**Record set**

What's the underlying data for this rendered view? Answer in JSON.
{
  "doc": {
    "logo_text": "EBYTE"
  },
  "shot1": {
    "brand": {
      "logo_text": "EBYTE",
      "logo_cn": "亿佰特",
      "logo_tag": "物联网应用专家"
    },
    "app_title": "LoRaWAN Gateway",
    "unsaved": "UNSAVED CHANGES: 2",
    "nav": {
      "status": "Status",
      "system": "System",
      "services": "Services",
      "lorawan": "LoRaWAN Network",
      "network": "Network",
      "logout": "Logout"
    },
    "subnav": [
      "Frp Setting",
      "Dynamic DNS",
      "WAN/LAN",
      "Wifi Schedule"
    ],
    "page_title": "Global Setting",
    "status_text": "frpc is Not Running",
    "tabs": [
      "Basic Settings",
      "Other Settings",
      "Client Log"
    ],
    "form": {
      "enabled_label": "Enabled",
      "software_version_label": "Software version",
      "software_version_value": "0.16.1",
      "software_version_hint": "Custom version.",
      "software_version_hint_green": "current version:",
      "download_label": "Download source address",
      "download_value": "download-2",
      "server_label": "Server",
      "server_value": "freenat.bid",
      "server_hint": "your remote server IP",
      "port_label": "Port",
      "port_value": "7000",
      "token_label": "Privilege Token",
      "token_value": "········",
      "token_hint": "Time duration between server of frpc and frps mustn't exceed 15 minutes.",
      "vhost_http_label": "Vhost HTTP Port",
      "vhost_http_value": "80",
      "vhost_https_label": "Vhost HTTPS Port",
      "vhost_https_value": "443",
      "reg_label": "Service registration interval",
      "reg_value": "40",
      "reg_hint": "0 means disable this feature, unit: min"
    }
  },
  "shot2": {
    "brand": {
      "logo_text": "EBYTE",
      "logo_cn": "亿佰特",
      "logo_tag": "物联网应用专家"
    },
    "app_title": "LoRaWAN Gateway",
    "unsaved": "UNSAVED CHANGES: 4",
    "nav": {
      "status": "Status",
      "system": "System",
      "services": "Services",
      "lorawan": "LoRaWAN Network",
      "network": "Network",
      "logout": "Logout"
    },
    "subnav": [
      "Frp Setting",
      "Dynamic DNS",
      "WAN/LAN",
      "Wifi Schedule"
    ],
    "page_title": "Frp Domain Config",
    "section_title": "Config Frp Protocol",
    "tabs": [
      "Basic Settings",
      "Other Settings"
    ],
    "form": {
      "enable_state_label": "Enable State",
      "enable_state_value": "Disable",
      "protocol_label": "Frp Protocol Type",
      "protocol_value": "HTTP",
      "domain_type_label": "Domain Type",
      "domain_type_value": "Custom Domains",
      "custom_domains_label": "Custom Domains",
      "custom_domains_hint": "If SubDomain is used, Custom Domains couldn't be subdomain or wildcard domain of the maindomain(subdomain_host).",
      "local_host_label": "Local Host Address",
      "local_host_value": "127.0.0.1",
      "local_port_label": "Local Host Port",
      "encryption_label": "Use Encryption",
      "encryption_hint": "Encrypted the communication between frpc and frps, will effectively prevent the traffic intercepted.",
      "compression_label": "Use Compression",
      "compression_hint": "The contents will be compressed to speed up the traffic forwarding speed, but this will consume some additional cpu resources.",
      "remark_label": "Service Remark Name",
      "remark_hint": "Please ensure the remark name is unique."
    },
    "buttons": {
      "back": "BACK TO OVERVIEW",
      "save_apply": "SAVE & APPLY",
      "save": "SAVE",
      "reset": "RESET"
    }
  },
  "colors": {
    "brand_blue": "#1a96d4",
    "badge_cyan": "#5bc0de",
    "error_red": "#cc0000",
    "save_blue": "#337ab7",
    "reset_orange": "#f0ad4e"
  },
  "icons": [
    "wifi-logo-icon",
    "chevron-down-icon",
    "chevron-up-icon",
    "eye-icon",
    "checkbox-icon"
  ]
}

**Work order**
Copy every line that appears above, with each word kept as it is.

**Answer for this exercise**
What's the underlying data for this rendered view? Answer in JSON.
{
  "doc": {
    "logo_text": "EBYTE"
  },
  "shot1": {
    "brand": {
      "logo_text": "EBYTE",
      "logo_cn": "亿佰特",
      "logo_tag": "物联网应用专家"
    },
    "app_title": "LoRaWAN Gateway",
    "unsaved": "UNSAVED CHANGES: 2",
    "nav": {
      "status": "Status",
      "system": "System",
      "services": "Services",
      "lorawan": "LoRaWAN Network",
      "network": "Network",
      "logout": "Logout"
    },
    "subnav": [
      "Frp Setting",
      "Dynamic DNS",
      "WAN/LAN",
      "Wifi Schedule"
    ],
    "page_title": "Global Setting",
    "status_text": "frpc is Not Running",
    "tabs": [
      "Basic Settings",
      "Other Settings",
      "Client Log"
    ],
    "form": {
      "enabled_label": "Enabled",
      "software_version_label": "Software version",
      "software_version_value": "0.16.1",
      "software_version_hint": "Custom version.",
      "software_version_hint_green": "current version:",
      "download_label": "Download source address",
      "download_value": "download-2",
      "server_label": "Server",
      "server_value": "freenat.bid",
      "server_hint": "your remote server IP",
      "port_label": "Port",
      "port_value": "7000",
      "token_label": "Privilege Token",
      "token_value": "········",
      "token_hint": "Time duration between server of frpc and frps mustn't exceed 15 minutes.",
      "vhost_http_label": "Vhost HTTP Port",
      "vhost_http_value": "80",
      "vhost_https_label": "Vhost HTTPS Port",
      "vhost_https_value": "443",
      "reg_label": "Service registration interval",
      "reg_value": "40",
      "reg_hint": "0 means disable this feature, unit: min"
    }
  },
  "shot2": {
    "brand": {
      "logo_text": "EBYTE",
      "logo_cn": "亿佰特",
      "logo_tag": "物联网应用专家"
    },
    "app_title": "LoRaWAN Gateway",
    "unsaved": "UNSAVED CHANGES: 4",
    "nav": {
      "status": "Status",
      "system": "System",
      "services": "Services",
      "lorawan": "LoRaWAN Network",
      "network": "Network",
      "logout": "Logout"
    },
    "subnav": [
      "Frp Setting",
      "Dynamic DNS",
      "WAN/LAN",
      "Wifi Schedule"
    ],
    "page_title": "Frp Domain Config",
    "section_title": "Config Frp Protocol",
    "tabs": [
      "Basic Settings",
      "Other Settings"
    ],
    "form": {
      "enable_state_label": "Enable State",
      "enable_state_value": "Disable",
      "protocol_label": "Frp Protocol Type",
      "protocol_value": "HTTP",
      "domain_type_label": "Domain Type",
      "domain_type_value": "Custom Domains",
      "custom_domains_label": "Custom Domains",
      "custom_domains_hint": "If SubDomain is used, Custom Domains couldn't be subdomain or wildcard domain of the maindomain(subdomain_host).",
      "local_host_label": "Local Host Address",
      "local_host_value": "127.0.0.1",
      "local_port_label": "Local Host Port",
      "encryption_label": "Use Encryption",
      "encryption_hint": "Encrypted the communication between frpc and frps, will effectively prevent the traffic intercepted.",
      "compression_label": "Use Compression",
      "compression_hint": "The contents will be compressed to speed up the traffic forwarding speed, but this will consume some additional cpu resources.",
      "remark_label": "Service Remark Name",
      "remark_hint": "Please ensure the remark name is unique."
    },
    "buttons": {
      "back": "BACK TO OVERVIEW",
      "save_apply": "SAVE & APPLY",
      "save": "SAVE",
      "reset": "RESET"
    }
  },
  "colors": {
    "brand_blue": "#1a96d4",
    "badge_cyan": "#5bc0de",
    "error_red": "#cc0000",
    "save_blue": "#337ab7",
    "reset_orange": "#f0ad4e"
  },
  "icons": [
    "wifi-logo-icon",
    "chevron-down-icon",
    "chevron-up-icon",
    "eye-icon",
    "checkbox-icon"
  ]
}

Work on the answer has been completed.